Boulderers congregate there, sometimes as many as fifty per day.[1][4] Some are regulars such as Yukihiko Ikumori, a gardener from the West Village who is known as the spiritual godfather of the rock.[1] Others are just passing through, such as tourists and visitors who learn about the climbing spot from the Internet and word of mouth. Experienced climbers such as Ikumori often show neophytes good routes and techniques. More experienced outsiders may be disappointed as the quality of the stone is poor, the setting is gloomy and the climbs present so little challenge that it has been called "one of America's most pathetic boulders".[2]

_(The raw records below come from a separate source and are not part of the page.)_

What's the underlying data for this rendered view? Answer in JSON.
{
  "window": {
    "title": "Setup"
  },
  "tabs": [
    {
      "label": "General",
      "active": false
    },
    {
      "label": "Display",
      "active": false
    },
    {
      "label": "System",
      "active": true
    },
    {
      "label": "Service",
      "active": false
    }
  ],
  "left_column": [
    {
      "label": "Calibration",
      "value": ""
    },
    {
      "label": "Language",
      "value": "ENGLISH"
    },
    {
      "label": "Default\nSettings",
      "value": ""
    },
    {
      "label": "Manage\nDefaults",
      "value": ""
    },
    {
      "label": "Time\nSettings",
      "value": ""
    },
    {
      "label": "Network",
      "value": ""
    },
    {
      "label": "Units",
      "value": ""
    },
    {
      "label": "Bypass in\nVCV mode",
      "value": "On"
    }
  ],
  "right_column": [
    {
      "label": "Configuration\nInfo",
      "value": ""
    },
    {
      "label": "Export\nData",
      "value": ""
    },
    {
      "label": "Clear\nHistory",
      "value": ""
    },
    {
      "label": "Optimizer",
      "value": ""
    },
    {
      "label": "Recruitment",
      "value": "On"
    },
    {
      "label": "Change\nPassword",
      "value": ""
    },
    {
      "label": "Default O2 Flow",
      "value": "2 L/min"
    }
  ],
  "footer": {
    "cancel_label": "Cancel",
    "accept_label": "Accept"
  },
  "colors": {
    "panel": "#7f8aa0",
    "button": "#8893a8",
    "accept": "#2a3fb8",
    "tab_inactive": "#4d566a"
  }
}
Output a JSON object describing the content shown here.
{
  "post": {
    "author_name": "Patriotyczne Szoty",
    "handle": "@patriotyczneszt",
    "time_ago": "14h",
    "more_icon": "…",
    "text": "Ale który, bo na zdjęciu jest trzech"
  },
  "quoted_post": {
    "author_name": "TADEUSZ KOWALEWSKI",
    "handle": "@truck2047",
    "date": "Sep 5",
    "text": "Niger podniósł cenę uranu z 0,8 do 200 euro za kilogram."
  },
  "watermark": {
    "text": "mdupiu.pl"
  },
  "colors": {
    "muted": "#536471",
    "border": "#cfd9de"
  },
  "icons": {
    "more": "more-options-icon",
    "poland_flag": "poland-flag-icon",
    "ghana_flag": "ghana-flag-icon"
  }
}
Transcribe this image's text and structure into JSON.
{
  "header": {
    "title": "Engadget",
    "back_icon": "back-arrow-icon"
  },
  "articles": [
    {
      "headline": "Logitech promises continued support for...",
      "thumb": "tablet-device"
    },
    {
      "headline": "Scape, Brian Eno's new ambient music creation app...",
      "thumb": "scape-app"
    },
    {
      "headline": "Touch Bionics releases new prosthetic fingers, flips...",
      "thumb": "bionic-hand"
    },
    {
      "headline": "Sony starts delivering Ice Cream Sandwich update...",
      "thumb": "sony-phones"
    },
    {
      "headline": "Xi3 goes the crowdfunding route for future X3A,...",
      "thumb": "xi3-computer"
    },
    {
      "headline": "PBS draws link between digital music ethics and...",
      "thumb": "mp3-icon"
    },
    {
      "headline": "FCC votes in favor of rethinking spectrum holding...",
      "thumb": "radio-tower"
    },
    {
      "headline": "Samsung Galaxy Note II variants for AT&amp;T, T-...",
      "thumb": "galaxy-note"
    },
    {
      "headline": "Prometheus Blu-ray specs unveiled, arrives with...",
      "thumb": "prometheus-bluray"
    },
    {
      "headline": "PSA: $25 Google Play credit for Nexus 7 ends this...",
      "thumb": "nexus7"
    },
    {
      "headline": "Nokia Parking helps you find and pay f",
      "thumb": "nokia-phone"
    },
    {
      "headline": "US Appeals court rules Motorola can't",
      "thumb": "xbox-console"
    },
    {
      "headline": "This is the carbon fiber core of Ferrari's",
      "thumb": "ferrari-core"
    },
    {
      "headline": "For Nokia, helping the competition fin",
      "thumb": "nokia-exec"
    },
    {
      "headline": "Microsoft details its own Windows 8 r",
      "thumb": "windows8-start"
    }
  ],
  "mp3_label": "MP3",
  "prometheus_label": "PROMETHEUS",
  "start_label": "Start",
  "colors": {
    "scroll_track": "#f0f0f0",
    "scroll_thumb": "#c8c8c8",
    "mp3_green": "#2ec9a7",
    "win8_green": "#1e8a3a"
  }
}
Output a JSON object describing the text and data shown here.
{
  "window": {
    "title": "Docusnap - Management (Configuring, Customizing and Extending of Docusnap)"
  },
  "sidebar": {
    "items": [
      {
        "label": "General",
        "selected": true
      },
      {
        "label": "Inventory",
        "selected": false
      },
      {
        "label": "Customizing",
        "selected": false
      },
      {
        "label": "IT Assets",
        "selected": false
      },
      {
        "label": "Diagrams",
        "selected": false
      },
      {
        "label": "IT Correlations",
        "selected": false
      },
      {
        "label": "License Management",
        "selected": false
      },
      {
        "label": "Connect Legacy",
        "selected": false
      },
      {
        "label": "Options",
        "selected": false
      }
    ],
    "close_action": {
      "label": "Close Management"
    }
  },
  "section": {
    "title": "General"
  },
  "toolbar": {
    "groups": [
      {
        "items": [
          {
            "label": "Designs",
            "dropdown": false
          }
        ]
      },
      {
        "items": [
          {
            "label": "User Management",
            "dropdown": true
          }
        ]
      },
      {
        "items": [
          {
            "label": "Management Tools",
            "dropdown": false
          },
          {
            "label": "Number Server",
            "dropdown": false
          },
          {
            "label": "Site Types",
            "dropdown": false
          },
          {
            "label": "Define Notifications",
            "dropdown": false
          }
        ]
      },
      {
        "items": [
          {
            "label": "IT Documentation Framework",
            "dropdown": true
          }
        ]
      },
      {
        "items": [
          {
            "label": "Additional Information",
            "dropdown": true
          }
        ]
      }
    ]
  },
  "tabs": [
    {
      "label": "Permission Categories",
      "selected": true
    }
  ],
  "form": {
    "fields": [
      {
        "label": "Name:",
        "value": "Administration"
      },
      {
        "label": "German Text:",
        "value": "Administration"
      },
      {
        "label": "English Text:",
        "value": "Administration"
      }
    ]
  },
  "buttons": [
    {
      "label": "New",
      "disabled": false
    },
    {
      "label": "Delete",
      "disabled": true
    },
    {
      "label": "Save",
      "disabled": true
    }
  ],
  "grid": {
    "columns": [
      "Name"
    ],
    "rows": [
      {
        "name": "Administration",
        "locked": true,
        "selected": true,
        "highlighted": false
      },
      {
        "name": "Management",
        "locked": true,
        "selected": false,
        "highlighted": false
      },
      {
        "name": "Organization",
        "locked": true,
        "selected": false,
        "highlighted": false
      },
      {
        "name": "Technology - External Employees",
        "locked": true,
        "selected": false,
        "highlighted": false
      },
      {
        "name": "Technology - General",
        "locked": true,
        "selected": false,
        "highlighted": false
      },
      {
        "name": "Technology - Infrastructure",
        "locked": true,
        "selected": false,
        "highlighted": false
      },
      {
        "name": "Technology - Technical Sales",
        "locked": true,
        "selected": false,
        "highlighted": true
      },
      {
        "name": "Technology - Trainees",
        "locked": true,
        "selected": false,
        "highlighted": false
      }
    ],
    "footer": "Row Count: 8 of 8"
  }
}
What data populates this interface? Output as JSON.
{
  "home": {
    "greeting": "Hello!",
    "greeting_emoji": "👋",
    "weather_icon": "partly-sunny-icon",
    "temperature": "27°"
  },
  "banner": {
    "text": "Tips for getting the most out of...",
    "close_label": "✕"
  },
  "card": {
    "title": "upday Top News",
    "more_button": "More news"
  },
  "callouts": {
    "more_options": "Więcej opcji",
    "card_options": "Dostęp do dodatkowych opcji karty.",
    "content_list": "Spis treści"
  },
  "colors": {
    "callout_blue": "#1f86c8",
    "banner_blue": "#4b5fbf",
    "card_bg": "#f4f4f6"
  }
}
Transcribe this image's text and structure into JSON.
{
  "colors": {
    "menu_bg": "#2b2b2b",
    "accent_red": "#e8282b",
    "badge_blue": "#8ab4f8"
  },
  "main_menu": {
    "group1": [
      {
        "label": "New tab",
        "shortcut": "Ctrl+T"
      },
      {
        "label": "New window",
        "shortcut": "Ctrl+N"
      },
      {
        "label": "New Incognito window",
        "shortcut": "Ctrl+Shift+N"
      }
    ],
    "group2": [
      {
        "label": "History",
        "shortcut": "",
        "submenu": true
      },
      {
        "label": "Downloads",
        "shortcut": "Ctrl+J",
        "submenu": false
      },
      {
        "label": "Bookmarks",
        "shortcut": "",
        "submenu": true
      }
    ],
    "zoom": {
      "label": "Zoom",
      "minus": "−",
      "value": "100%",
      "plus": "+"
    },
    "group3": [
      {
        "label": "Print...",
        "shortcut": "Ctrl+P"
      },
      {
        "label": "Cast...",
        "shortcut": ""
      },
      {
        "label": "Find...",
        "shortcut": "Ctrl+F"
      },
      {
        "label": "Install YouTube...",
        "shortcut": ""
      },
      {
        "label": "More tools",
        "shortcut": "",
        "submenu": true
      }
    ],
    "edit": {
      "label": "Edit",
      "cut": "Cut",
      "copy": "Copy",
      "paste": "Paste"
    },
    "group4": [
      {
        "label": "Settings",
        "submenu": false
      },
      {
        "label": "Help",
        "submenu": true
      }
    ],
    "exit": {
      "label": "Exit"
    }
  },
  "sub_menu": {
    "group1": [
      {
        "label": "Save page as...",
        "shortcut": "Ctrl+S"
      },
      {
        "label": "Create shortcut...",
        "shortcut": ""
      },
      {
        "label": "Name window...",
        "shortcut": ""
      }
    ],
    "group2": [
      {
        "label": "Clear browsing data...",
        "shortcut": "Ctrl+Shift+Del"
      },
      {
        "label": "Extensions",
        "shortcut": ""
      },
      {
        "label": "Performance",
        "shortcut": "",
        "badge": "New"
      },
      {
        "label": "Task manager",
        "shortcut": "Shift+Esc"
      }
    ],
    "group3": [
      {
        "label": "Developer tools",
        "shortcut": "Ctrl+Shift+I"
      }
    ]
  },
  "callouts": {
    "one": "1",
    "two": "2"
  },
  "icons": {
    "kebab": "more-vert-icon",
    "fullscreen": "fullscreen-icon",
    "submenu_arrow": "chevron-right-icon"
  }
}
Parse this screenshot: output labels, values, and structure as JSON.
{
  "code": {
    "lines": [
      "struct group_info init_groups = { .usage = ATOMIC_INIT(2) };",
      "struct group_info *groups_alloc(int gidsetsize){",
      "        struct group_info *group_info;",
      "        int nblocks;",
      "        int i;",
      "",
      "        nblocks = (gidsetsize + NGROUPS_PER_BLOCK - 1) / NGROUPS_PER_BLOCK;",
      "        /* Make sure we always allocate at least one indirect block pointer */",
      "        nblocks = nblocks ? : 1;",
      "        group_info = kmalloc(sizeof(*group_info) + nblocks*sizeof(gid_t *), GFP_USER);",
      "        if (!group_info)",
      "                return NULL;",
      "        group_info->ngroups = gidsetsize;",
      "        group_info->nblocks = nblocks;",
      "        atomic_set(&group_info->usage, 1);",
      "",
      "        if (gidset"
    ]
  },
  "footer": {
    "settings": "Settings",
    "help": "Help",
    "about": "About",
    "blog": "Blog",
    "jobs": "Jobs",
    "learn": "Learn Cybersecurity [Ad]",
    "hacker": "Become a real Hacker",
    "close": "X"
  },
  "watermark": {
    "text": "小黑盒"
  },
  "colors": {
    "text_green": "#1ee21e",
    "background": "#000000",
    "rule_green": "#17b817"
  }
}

The park police formerly ticketed climbers who climbed more than a few feet up the rock. The City Climbers Club approached the park authorities and, by working to provide safety features such as wood chips around the base, they were able to legalize climbing there.[2]

GalleryEdit

ReferencesEdit

  1. ^ a b c d Bleyer, Jennifer (October 7, 2007). "The Zen of the Rock". The New York Times. ISSN 0362-4331. Retrieved April 19, 2019.
  2. ^ a b c John Sherman (1994), Stone crusade: a historical guide to bouldering in America, The Mountaineers Books, pp. 226–228, ISBN 978-0-930410-62-9
  3. ^ Carol Hand (2009), The Creation of Glaciers, Rosen, ISBN 9781435852983
  4. ^ Joe Glickman (March 11, 1998), "The Thrill of Bouldering: It Doesn't Have to Be High to Be Hairy", New York Times

External linksEdit